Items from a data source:
· · ·
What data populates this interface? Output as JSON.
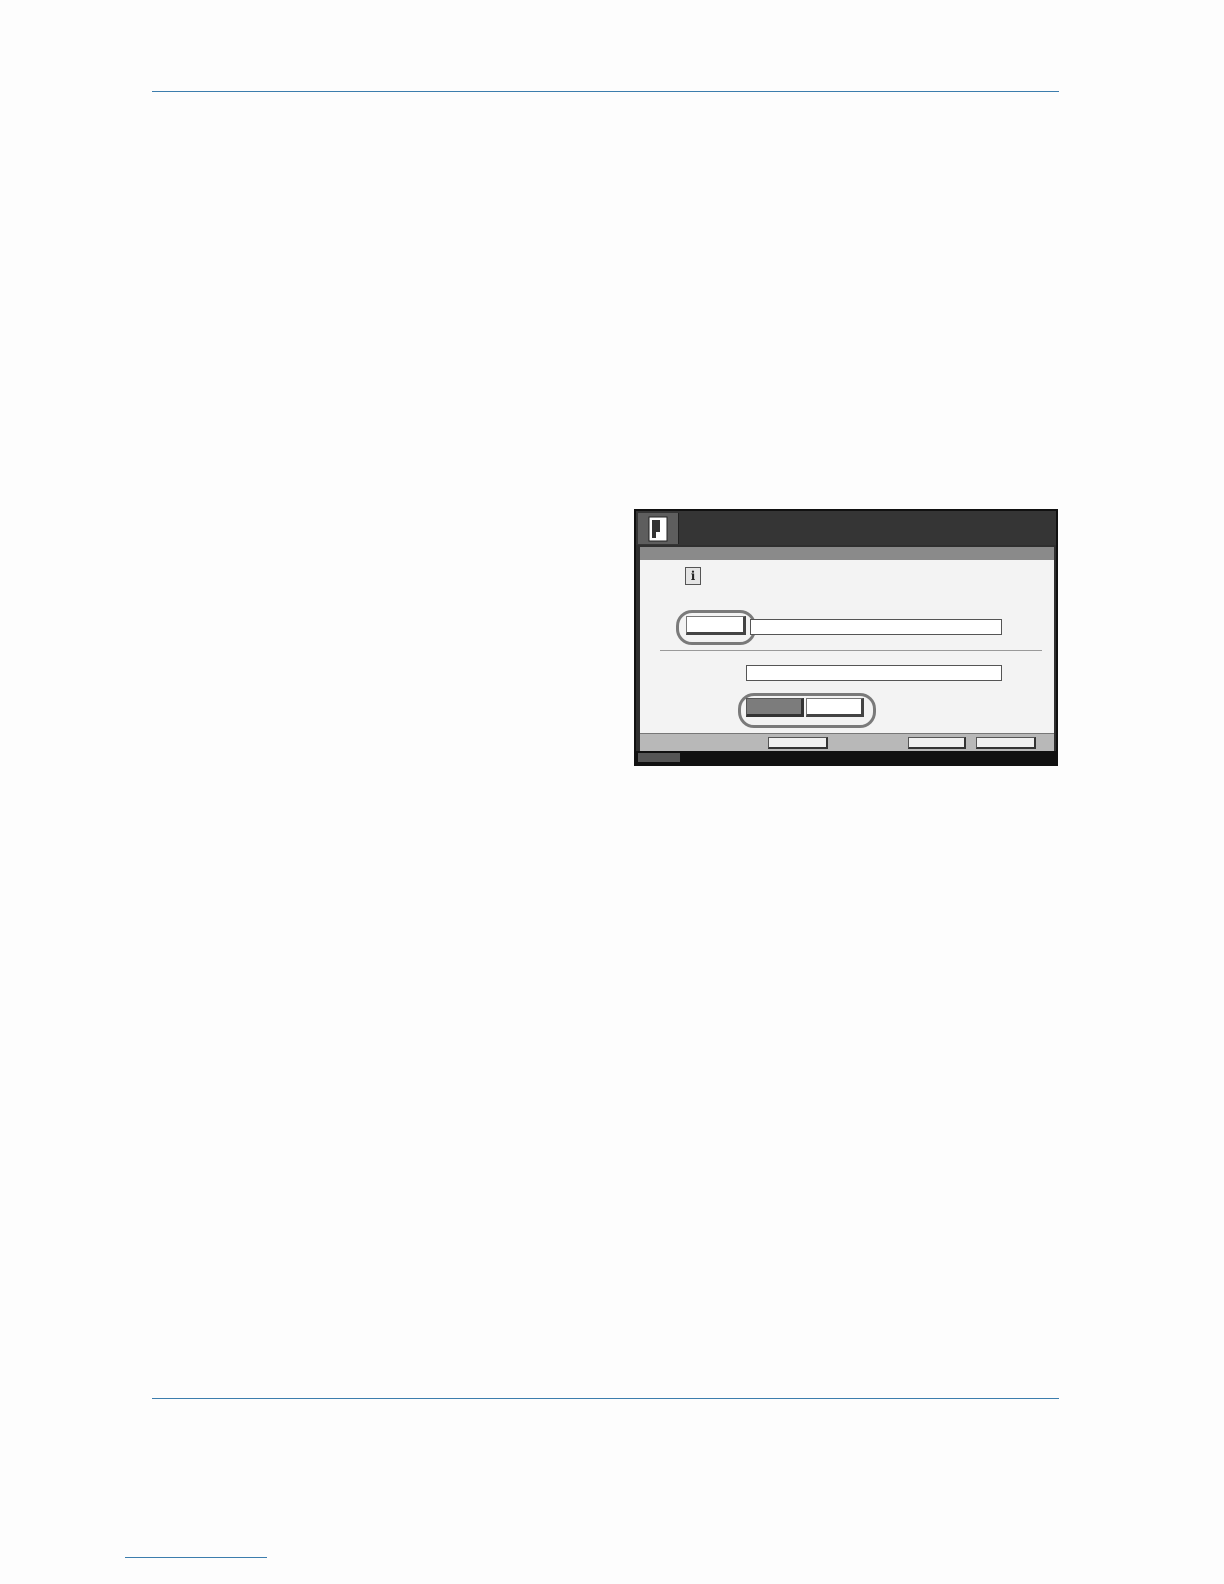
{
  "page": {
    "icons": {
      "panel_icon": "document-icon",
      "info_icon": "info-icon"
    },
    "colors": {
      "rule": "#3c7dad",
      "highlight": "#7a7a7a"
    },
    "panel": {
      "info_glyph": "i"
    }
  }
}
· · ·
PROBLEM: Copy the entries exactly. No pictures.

TASK RESPONSE:
What data populates this interface? Output as JSON.
{
  "page": {
    "icons": {
      "panel_icon": "document-icon",
      "info_icon": "info-icon"
    },
    "colors": {
      "rule": "#3c7dad",
      "highlight": "#7a7a7a"
    },
    "panel": {
      "info_glyph": "i"
    }
  }
}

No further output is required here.